Schuster and Toro cut through the brambles. They inverted the puzzle of telling the difference between models by asking a deeper question: Why do we need models? What actually matters for deducing the broad outline of a theory from data?
By exploring these questions with fresh eyes and rigour, Toro and Schuster discovered that the essential phenomenology of new physics at hadron colliders is controlled by only a few key variables. This led to the development of the “simplified models” framework.
Schuster and Toro both marshalled the theoretical community and worked directly with experimentalists to see the framework completed and then implemented. LHC experiments now use the simplified model framework to plan searches, analyze data, and share results.
Asking deeper questions – as they had when developing simplified models – and then engaging with experiment became typical of the way Toro and Schuster work. It’s an unusual approach.
“Particle physics for the last 40 years got into this mode of constructing ‘top-down’ models and leaving it to experimentalists to figure out how to test them,” says Turok. “Philip and Natalia took a totally different ‘bottom-up’ approach, based on understanding the full potential of collider experiments and what they might be capable of seeing.”
As postdocs, the pair turned to the question of fundamental forces. There are four known forces: gravity, electromagnetism, the strong force, and the weak force. But are those forces, and their known force carriers, all there is, or just one corner of a broader picture? This is the deeper question Toro and Schuster posed. Along with collaborators, they proposed an elegant set of experiments to find out.
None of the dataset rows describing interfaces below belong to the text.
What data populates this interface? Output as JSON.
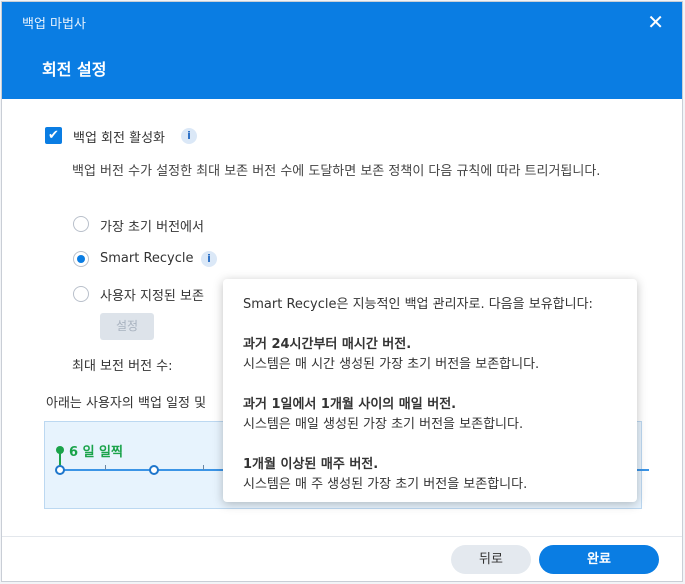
{
  "window": {
    "title": "백업 마법사",
    "close_glyph": "✕"
  },
  "step_title": "회전 설정",
  "rotation": {
    "enable_label": "백업 회전 활성화",
    "enabled": true,
    "info_glyph": "i",
    "description": "백업 버전 수가 설정한 최대 보존 버전 수에 도달하면 보존 정책이 다음 규칙에 따라 트리거됩니다.",
    "options": [
      {
        "label": "가장 초기 버전에서",
        "selected": false
      },
      {
        "label": "Smart Recycle",
        "selected": true
      },
      {
        "label": "사용자 지정된 보존",
        "selected": false
      }
    ],
    "settings_button": "설정",
    "max_versions_label": "최대 보전 버전 수:",
    "schedule_note": "아래는 사용자의 백업 일정 및"
  },
  "timeline": {
    "label": "6 일 일찍"
  },
  "tooltip": {
    "intro": "Smart Recycle은 지능적인 백업 관리자로. 다음을 보유합니다:",
    "rules": [
      {
        "title": "과거 24시간부터 매시간 버전.",
        "detail": "시스템은 매 시간 생성된 가장 초기 버전을 보존합니다."
      },
      {
        "title": "과거 1일에서 1개월 사이의 매일 버전.",
        "detail": "시스템은 매일 생성된 가장 초기 버전을 보존합니다."
      },
      {
        "title": "1개월 이상된 매주 버전.",
        "detail": "시스템은 매 주 생성된 가장 초기 버전을 보존합니다."
      }
    ]
  },
  "footer": {
    "back_label": "뒤로",
    "done_label": "완료"
  },
  "colors": {
    "accent": "#0a7de3",
    "timeline_marker": "#1aa34a"
  }
}
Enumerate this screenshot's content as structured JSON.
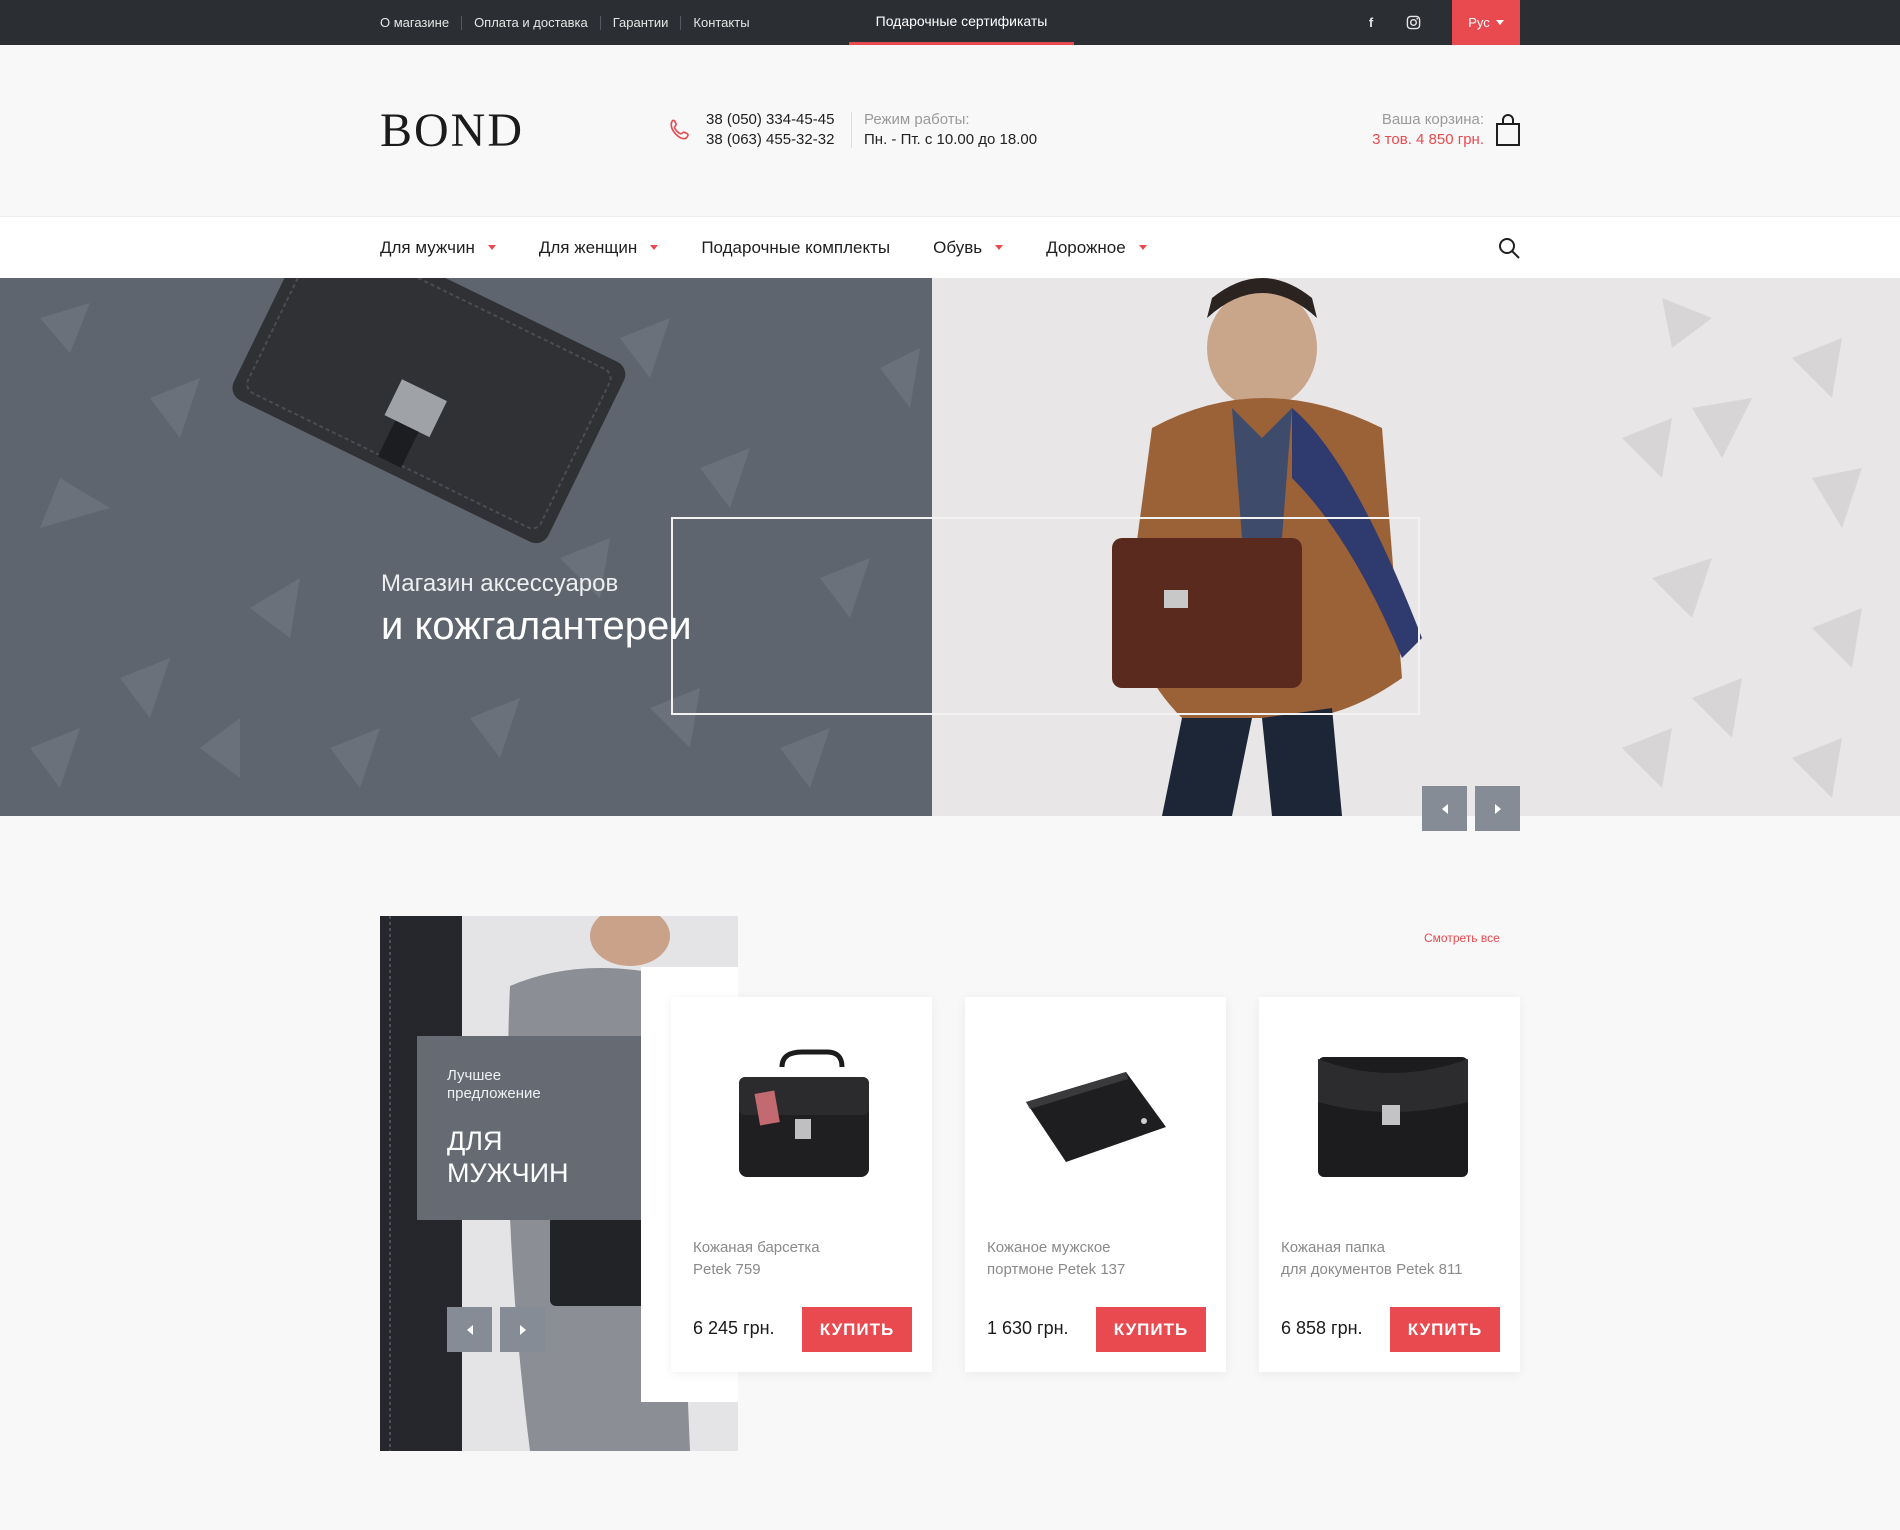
{
  "topbar": {
    "links": [
      "О магазине",
      "Оплата и доставка",
      "Гарантии",
      "Контакты"
    ],
    "gift_link": "Подарочные сертификаты",
    "social": [
      "facebook-icon",
      "instagram-icon"
    ],
    "language": "Рус"
  },
  "header": {
    "logo": "BOND",
    "phone_1": "38 (050) 334-45-45",
    "phone_2": "38 (063) 455-32-32",
    "hours_label": "Режим работы:",
    "hours_value": "Пн. - Пт. с 10.00 до 18.00",
    "cart_label": "Ваша корзина:",
    "cart_value": "3 тов. 4 850 грн."
  },
  "nav": {
    "items": [
      {
        "label": "Для мужчин",
        "dropdown": true
      },
      {
        "label": "Для женщин",
        "dropdown": true
      },
      {
        "label": "Подарочные комплекты",
        "dropdown": false
      },
      {
        "label": "Обувь",
        "dropdown": true
      },
      {
        "label": "Дорожное",
        "dropdown": true
      }
    ]
  },
  "hero": {
    "subtitle": "Магазин аксессуаров",
    "title": "и кожгалантереи"
  },
  "promo": {
    "subtitle_line1": "Лучшее",
    "subtitle_line2": "предложение",
    "title_line1": "ДЛЯ",
    "title_line2": "МУЖЧИН"
  },
  "products": {
    "see_all": "Смотреть все",
    "buy_label": "КУПИТЬ",
    "items": [
      {
        "name_line1": "Кожаная барсетка",
        "name_line2": "Petek 759",
        "price": "6 245 грн."
      },
      {
        "name_line1": "Кожаное мужское",
        "name_line2": "портмоне Petek 137",
        "price": "1 630 грн."
      },
      {
        "name_line1": "Кожаная папка",
        "name_line2": "для документов Petek 811",
        "price": "6 858 грн."
      }
    ]
  },
  "colors": {
    "accent": "#e84a4f",
    "topbar": "#2b2e33",
    "hero_left": "#5f656e",
    "slider_button": "#868c95"
  }
}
This opened a new subfield. Hundreds of scientists are searching for new forces and for dark matter through a dozen different high-energy and nuclear physics experiments. Schuster and Toro themselves have helped bring three experiments from the blackboard to the beamline: APEX, of which they are spokespeople, as well as HPS and BDX, of which they are founding leaders.
This approach to particle physics is complementary to that pursued at the LHC, and every bit as fundamental. Anything they discover will be paradigm-shifting, with lasting impact on our understanding of the limits of the Standard Model.
Schuster and Toro continue to pioneer new ideas, developing a model of long-range forces mediated by continuous spin particles, or CSPs. CSPs are an exotic brand of possible particle that have long been assumed to be irrelevant to the real world, but Schuster and Toro – characteristically – questioned that assumption. Their developing work suggests that CSPs may be consistent as force-carriers, raising the possibility that known forces could be mediated by CSPs.
It’s a path on which they are just starting out, but it has the potential to change the way we understand both electromagnetism and gravity.
“Natalia and Philip are remarkable young physicists,” says Turok. “It’s no exaggeration to say they have changed the way particle physics is done. They may yet change more than that. We at Perimeter are very proud both of their achievements and their promise for the future.”
Perimeter Institute is the world’s largest research hub devoted to theoretical physics. The independent Institute was founded in 1999 to foster breakthroughs in the fundamental understanding of our universe, from the smallest particles to the entire cosmos. Research at Perimeter is motivated by the understanding that fundamental science advances human knowledge and catalyzes innovation, and that today’s theoretical physics is tomorrow’s technology. Located in the Region of Waterloo, the not-for-profit Institute is a unique public-private endeavour, including the Governments of Ontario and Canada, that enables cutting-edge research, trains the next generation of scientific pioneers, and shares the power of physics through award-winning educational outreach and public engagement.